Inside the box this consist of modified “Kanji” style scrolls – New Testament words and texts done in Greek in a Asian Kanji style on Joss (funerary) paper. An unintentional move on my part (I just liked the paper and it was cheap at my Asian market) I learned later that it was used as “Money Paper” to write messages to dead ancestors and then burned in an urn to reach up into the heavens. I simply wanted to take the Word of God – so opaque and overused/misused in American culture and present it in a different artistic form so it could be seen in a different way. Thus, the box will have a small number of mini-scrolls with significant terms like kenosis, pistis, agape, didiskalos, kerygmata, etc…I am not sure just yet.
Of course the form requires a red cinnabar seal made from an original “chop” and I have been wrestling carving a new one as my “Azotus” one was lost in Santa Cruz (seen in the art to the left). There was a elderly man in Chinatown who did that for me after much negotiation (he spoke no English and I no Chinese o it was rather hilarious). Now he is gone so I am somewhat forced to attempt this myself. I have acquired a dremel with attachments to help (hopefully – it might still be dreadful).
A painted stone, incense (with a note of explanation for many an American thinks incense is simply an Eastern metaphysical phenomenon and to be rejected – quite superstitious), perhaps a tea candle in a holder (I need to experiment).
Normally I would do a long paper along with this, but I feel the addition of my actual poems, long N.T. exegetical commentary (which will need editing) and additional original art) should be quite enough as all of it has to tie together as a whole in one small 9” x 9” x 2.75” deep box.
I would like to do a small write up like a museum piece that gives small instructions on “how to use it” in a gentle/general sense (a spiritual formation sense). Just suggestions.
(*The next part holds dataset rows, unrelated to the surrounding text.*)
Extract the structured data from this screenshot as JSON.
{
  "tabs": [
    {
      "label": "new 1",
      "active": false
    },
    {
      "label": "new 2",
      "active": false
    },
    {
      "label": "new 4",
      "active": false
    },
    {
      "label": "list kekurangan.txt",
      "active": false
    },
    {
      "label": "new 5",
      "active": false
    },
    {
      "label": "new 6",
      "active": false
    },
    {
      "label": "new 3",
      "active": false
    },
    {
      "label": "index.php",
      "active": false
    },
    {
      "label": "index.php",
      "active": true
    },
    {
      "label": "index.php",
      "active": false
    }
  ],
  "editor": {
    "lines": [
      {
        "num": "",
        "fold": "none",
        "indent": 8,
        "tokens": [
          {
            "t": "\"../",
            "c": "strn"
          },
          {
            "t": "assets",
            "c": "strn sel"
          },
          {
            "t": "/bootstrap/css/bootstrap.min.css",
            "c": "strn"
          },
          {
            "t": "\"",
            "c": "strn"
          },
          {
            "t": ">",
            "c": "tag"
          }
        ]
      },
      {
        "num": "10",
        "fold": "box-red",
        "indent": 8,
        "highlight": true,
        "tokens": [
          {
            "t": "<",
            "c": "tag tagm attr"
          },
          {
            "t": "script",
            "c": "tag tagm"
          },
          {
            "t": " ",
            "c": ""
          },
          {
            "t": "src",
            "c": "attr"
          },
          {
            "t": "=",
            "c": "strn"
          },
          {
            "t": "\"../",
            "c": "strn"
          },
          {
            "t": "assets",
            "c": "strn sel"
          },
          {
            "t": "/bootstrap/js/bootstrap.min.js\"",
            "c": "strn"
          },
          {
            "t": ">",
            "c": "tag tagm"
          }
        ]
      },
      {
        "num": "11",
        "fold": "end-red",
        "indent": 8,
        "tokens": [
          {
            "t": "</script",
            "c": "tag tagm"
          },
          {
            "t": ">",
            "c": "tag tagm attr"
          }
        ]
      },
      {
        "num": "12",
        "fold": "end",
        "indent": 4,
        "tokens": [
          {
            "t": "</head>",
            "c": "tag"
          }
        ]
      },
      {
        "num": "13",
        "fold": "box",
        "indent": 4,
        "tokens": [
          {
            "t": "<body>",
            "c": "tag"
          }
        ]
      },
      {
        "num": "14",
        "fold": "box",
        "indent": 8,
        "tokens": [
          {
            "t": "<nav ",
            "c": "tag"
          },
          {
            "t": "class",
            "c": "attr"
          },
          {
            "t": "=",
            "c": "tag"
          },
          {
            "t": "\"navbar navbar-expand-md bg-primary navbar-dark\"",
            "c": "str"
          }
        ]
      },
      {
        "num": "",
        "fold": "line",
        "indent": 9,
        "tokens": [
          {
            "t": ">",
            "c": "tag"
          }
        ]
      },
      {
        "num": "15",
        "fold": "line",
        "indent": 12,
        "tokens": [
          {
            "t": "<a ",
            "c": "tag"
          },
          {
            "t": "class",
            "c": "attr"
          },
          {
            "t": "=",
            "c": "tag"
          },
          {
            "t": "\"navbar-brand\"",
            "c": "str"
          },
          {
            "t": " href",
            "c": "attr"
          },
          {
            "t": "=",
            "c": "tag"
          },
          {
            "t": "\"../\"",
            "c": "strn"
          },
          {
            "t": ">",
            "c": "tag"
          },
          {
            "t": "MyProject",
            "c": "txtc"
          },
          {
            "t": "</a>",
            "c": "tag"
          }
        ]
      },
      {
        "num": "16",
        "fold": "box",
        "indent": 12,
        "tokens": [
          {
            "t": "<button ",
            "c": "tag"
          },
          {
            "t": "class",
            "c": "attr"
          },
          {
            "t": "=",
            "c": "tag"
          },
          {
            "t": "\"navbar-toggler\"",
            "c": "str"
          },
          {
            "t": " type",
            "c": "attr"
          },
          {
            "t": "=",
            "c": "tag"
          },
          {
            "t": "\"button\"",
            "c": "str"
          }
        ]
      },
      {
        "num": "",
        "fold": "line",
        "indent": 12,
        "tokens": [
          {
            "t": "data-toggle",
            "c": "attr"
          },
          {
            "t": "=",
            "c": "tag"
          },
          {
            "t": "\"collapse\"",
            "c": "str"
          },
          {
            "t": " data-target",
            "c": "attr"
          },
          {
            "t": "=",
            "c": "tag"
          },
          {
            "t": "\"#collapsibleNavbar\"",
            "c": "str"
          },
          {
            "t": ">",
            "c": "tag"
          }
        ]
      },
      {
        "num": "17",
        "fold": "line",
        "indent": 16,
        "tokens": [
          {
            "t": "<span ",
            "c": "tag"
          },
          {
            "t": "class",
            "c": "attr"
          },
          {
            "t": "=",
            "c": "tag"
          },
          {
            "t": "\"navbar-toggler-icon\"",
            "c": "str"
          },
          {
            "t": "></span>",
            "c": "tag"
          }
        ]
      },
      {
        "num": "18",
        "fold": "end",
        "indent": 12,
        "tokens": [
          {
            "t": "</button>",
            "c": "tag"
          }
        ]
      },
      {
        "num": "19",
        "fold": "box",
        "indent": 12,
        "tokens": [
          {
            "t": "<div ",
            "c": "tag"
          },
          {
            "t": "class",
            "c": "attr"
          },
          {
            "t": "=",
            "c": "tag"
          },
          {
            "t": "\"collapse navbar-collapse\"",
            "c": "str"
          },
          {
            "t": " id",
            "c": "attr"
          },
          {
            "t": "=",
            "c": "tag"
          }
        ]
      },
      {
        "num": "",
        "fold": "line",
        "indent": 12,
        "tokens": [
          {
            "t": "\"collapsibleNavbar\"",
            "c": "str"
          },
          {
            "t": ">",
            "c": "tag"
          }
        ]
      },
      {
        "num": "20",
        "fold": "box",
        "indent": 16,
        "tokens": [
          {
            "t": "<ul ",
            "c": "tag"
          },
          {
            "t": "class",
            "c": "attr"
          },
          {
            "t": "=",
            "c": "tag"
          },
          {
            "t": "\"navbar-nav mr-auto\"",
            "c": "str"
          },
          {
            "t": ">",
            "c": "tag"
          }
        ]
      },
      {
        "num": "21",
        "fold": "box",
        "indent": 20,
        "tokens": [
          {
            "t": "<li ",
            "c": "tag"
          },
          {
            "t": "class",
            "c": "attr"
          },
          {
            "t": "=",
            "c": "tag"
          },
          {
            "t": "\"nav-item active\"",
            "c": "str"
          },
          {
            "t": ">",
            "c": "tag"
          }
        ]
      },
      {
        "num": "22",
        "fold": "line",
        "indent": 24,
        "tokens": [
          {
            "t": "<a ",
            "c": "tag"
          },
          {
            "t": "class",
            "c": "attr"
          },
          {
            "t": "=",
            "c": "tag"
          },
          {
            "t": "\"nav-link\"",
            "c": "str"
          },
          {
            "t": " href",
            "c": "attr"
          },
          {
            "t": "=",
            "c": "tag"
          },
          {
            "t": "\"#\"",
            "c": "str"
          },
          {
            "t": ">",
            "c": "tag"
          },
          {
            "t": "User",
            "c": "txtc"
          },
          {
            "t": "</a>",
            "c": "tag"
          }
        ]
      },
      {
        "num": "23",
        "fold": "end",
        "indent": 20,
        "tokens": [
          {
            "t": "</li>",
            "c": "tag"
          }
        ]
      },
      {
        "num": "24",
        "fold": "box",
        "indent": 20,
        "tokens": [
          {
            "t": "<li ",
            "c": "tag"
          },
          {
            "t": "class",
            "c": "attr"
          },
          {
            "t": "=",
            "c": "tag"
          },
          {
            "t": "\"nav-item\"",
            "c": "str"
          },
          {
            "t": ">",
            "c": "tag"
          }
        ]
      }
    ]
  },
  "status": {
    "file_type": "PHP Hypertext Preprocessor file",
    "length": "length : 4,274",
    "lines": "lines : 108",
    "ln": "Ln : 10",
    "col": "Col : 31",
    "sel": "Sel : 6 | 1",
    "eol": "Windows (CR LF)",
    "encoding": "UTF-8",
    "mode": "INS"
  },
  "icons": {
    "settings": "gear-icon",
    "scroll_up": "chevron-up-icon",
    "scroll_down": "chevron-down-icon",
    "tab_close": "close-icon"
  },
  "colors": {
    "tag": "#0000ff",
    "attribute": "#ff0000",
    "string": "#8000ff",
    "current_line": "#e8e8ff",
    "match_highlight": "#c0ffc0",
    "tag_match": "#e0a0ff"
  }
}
At first I bucked a little at the use of technology (and also –haha – the price..I am a very poor student financially). I heard Ellul in the back of my head on the use of technology – and I am a big fan. But having access to Christologically central texts, poems, art and also audio overruled. I am a hybrid in so many ways – perhaps more than most anyone I have ever met – so why not here?
As always, I am utterly open to suggestion. I do think it has to be Christological because the Church is not and is suffering because of it. I came to seminary to do Christology and somehow it seems fitting that while the GTU seems to have thwarted me exegetically and theologically – artistically I would have a green light. This is a very good thing and fits my nature – as I have spent most of my life creating in a secular context and done quite well.
I am, of course, scared out of my mind to begin the icon. Everything else is easy.
 My Summer project is a series of large oil paintings – cityscapes working off of Ellul’s The Meaning of the City where I do very Wayne Thiebauld-esque paintings wherein a crucifixion is inlayed within the city itself – if you have eyes to see it. Each painting will be a reflection of an Ellul quote. I had hoped to get a teacher behind this and get credit – but now I am just going for it and will hopefully get credit for it after and a good gallery showing.